Once you have filed a FOIA request, the burden is on the government to release the documents or to show that they are covered by one of the FOIA exemptions.
What happens after a request is submitted?
Following submission of a FOIA request, the agency will first provide an acknowledgement letter with a tracking number to the requestor for use future correspondence between the requester and the agency.
The agency will then conduct a search for responsive records and process them to determine whether (from the agency's perspective) the records or portions thereof are exempt under one or more of FOIA's nine exemptions. The agency should also conduct a Foreseeable Harm analysis. The agency will then provide the requester with a determination letter setting forth whether it is releasing all, some, or no records, and the basis for withholding records.
Timing of the agency's response
Agencies must generally make a determination with respect to an ordinary FOIA request within 20 working days. As a practical matter, agencies generally take much longer than 20 business days to respond to a request. Large requests frequently take months or years to process.
Agencies may extend the normal 20-working day deadline if "unusual circumstances" apply, such as the need to collect a "voluminous" amount of records or the need to consult with another agency.
A requester can ask for Expedited Processing of their request if certain conditions are met. An agency must make a determination as to whether to grant expedited processing within 10 calendar days.
For more information about FOIA's timing provisions, see the page on Determinations.
Requester options for agency delay/non-responsiveness
An agency is required, in most circumstances, to provide a determination with respect to a non-expedited request within 20 business days, and the responsive records must be made "promptly available" thereafter. Note that merely acknowledging receipt of a request and providing a tracking number does not qualify as a determination.
If an agency fails to meet its determination deadline, a requester has several options, some (but not all) of which are mutually exclusive:
- The requester can call the agency's FOIA office to request an estimated date of completion for the request. While such an estimate may be helpful, note that agencies are not bound by such estimates, and can (and frequently do) revise them. If you need to find the contact information for the agency, search for it in the search bar above or browse the agency information landing page.
- The requester can file an administrative appeal with the agency challenging its failure to abide by the statutory deadline. Note that some agencies, like the Department of Justice, do not generally consider administrative appeals challenging an agency's tardiness.

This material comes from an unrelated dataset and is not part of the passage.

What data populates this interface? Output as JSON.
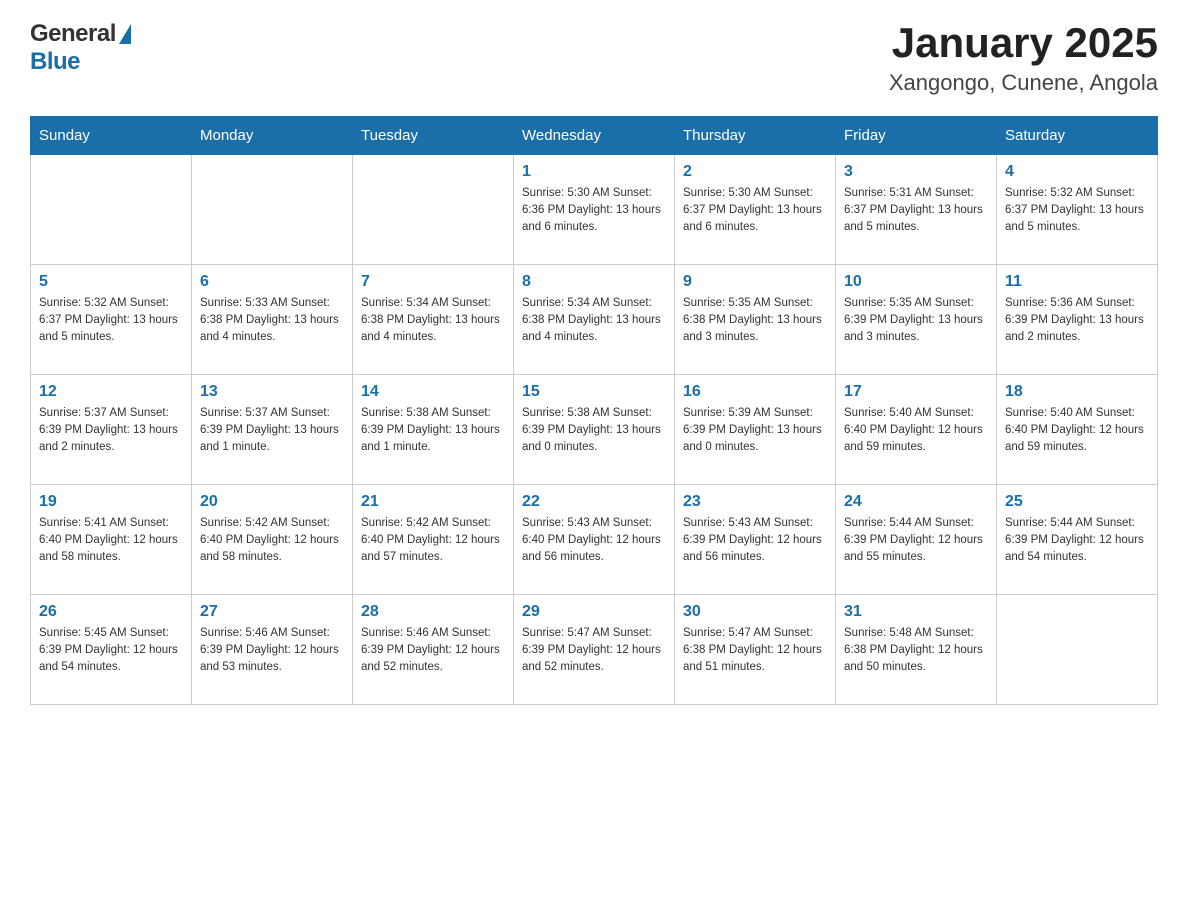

- The requester can seek the assistance of OGIS (Office of Government Information Services). OGIS can help a requester determine the status of their request when the agency is unresponsive, and also has mediation services.
- The requester can file a lawsuit to challenge the agency's failure to abide by FOIA's statutory deadlines.
Requester options for an agency's claim of exemption
If an agency claims that some or all records responsive to a request are exempt, the first option for the requestor to challenge the agency's claim(s) is through an Administrative Appeal. Requesters generally have 90 calendar days to file an administrative appeal following an adverse determination.
A requester can also seek assistance from OGIS, although it is generally a good idea to also file an administrative appeal to ensure the requester does not miss their deadline.
If the agency affirms a denial of records in response to an administrative appeal, the requester may challenge the denial in federal district court.
Other FOIA starter guides
- Reporters Committee's Federal Open Government Guide
- FOIA.gov (DOJ): How to Make a FOIA Request
- House Comm. on Gov't Reform: Citizen's Guide on Using the Freedom of Information Act
- National Security Archive: The Freedom of Information Act: A Practical User's Guide
- Public Citizen: The Freedom of Information Act: A User's Guide